That interest complemented her drive for fitness and planted the seed for BodyLift, which now occupies the space in the Odd Fellows Building downtown formerly held by the baby boutique shop Moe Moe's Garden. Dressler said the space has been largely renovated and that the store's basement is currently being converted into a hot yoga studio.
In addition to the actual fitness side of things, the store also sells a variety of women's activewear.
Dressler is joined by a crew of fitness professionals with local experience. BodyLift's head yoga instructor, Jackie Blackwell, is the former owner of the Peace Monkey Yoga Studio. That business was originally independant and also located downtown, but has since been brought under the Bodylift label.
Some of the facility's other group fitness instructors, including Audry Caldwell and Terri Stevenson, were formerly contracted to teach classes at the West River Community Center and are fully transitioning over to the downtown facility.
Blackwell said she met and worked with Dressler at the Peace Monkey studio. During that time, she learned Dressler had her own hopes of opening her own studio and expanding on her fitness classes. Blackwell acknowledged that she was a "temporary fixture" in Dickinson-she and her husband came to town for his job in the oil industry-and said she hoped to find a way to keep her Peace Monkey clientele involved with local yoga after her departure.
"Me and Heather wondered, 'What if we swap? What if you go fulfill this vision, and Peace Monkey will come under you?'' she said.
Blackwell added that the transition to BodyLift has been smooth and Dressler has "just flown" with the new business.
Caldwell said Dressler had approached her to offer work at BodyLift while she was still contracted with the community center.
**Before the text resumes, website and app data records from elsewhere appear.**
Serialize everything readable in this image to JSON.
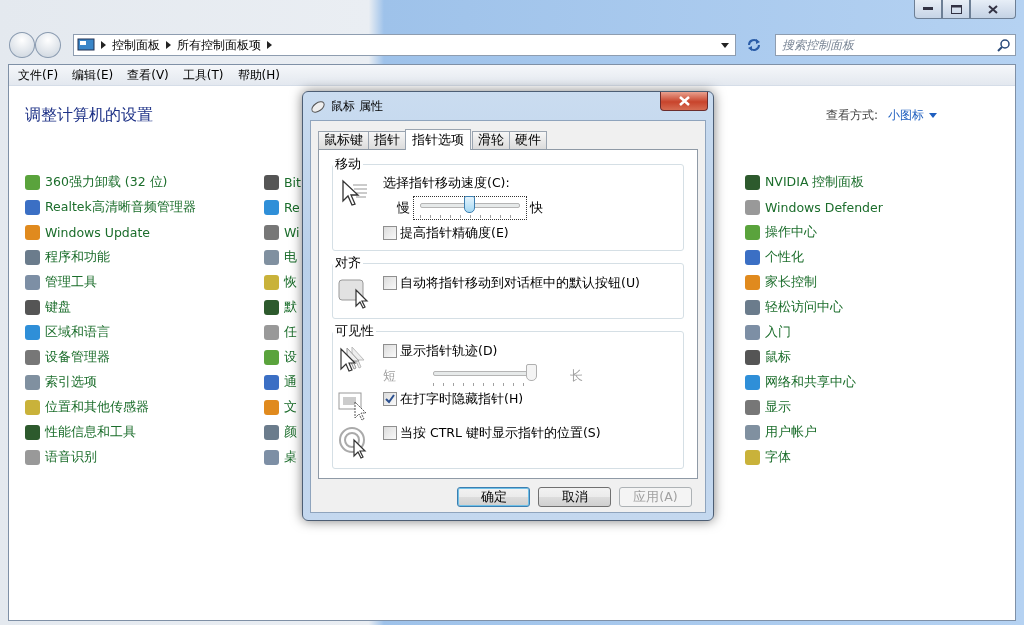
{
  "address_bar": {
    "breadcrumbs": [
      "控制面板",
      "所有控制面板项"
    ]
  },
  "search": {
    "placeholder": "搜索控制面板"
  },
  "menu": [
    "文件(F)",
    "编辑(E)",
    "查看(V)",
    "工具(T)",
    "帮助(H)"
  ],
  "heading": "调整计算机的设置",
  "view_by": {
    "label": "查看方式:",
    "value": "小图标"
  },
  "columns": [
    {
      "items": [
        "360强力卸载 (32 位)",
        "Realtek高清晰音频管理器",
        "Windows Update",
        "程序和功能",
        "管理工具",
        "键盘",
        "区域和语言",
        "设备管理器",
        "索引选项",
        "位置和其他传感器",
        "性能信息和工具",
        "语音识别"
      ]
    },
    {
      "items": [
        "Bit",
        "Re",
        "Wi",
        "电",
        "恢",
        "默",
        "任",
        "设",
        "通",
        "文",
        "颜",
        "桌"
      ]
    },
    {
      "items": [
        "NVIDIA 控制面板",
        "Windows Defender",
        "操作中心",
        "个性化",
        "家长控制",
        "轻松访问中心",
        "入门",
        "鼠标",
        "网络和共享中心",
        "显示",
        "用户帐户",
        "字体"
      ]
    }
  ],
  "dialog": {
    "title": "鼠标 属性",
    "tabs": [
      {
        "label": "鼠标键",
        "selected": false
      },
      {
        "label": "指针",
        "selected": false
      },
      {
        "label": "指针选项",
        "selected": true
      },
      {
        "label": "滑轮",
        "selected": false
      },
      {
        "label": "硬件",
        "selected": false
      }
    ],
    "groups": [
      {
        "title": "移动",
        "blocks": [
          {
            "rows": [
              {
                "kind": "label",
                "text": "选择指针移动速度(C):"
              },
              {
                "kind": "slider",
                "min_label": "慢",
                "max_label": "快",
                "level": 0.5,
                "disabled": false,
                "focused": true
              },
              {
                "kind": "checkbox",
                "label": "提高指针精确度(E)",
                "checked": false
              }
            ]
          }
        ]
      },
      {
        "title": "对齐",
        "blocks": [
          {
            "rows": [
              {
                "kind": "checkbox",
                "label": "自动将指针移动到对话框中的默认按钮(U)",
                "checked": false
              }
            ]
          }
        ]
      },
      {
        "title": "可见性",
        "blocks": [
          {
            "rows": [
              {
                "kind": "checkbox",
                "label": "显示指针轨迹(D)",
                "checked": false
              },
              {
                "kind": "slider",
                "min_label": "短",
                "max_label": "长",
                "level": 1,
                "disabled": true,
                "focused": false
              }
            ]
          },
          {
            "rows": [
              {
                "kind": "checkbox",
                "label": "在打字时隐藏指针(H)",
                "checked": true
              }
            ]
          },
          {
            "rows": [
              {
                "kind": "checkbox",
                "label": "当按 CTRL 键时显示指针的位置(S)",
                "checked": false
              }
            ]
          }
        ]
      }
    ],
    "buttons": [
      {
        "label": "确定",
        "default": true,
        "disabled": false
      },
      {
        "label": "取消",
        "default": false,
        "disabled": false
      },
      {
        "label": "应用(A)",
        "default": false,
        "disabled": true
      }
    ]
  }
}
Now, she contracts with the downtown shop and teaches a variety of classes along with her personal trainer services.
"I love it, I love the environment and I love the people," Caldwell said. "The classes are always fun, and everybody knows everybody."
On her end, Dressler said she aims to keep things fun while seeking out unique avenues to fitness.
In the future, she said, that could include more specialized activities like outdoor or rooftop yoga, as well as taking advantage of some of the other opportunities provided by the downtown location.
"We're slowly changing things and how people think you have to do fitness," Dressler said. "It's not at all what people think it has to be."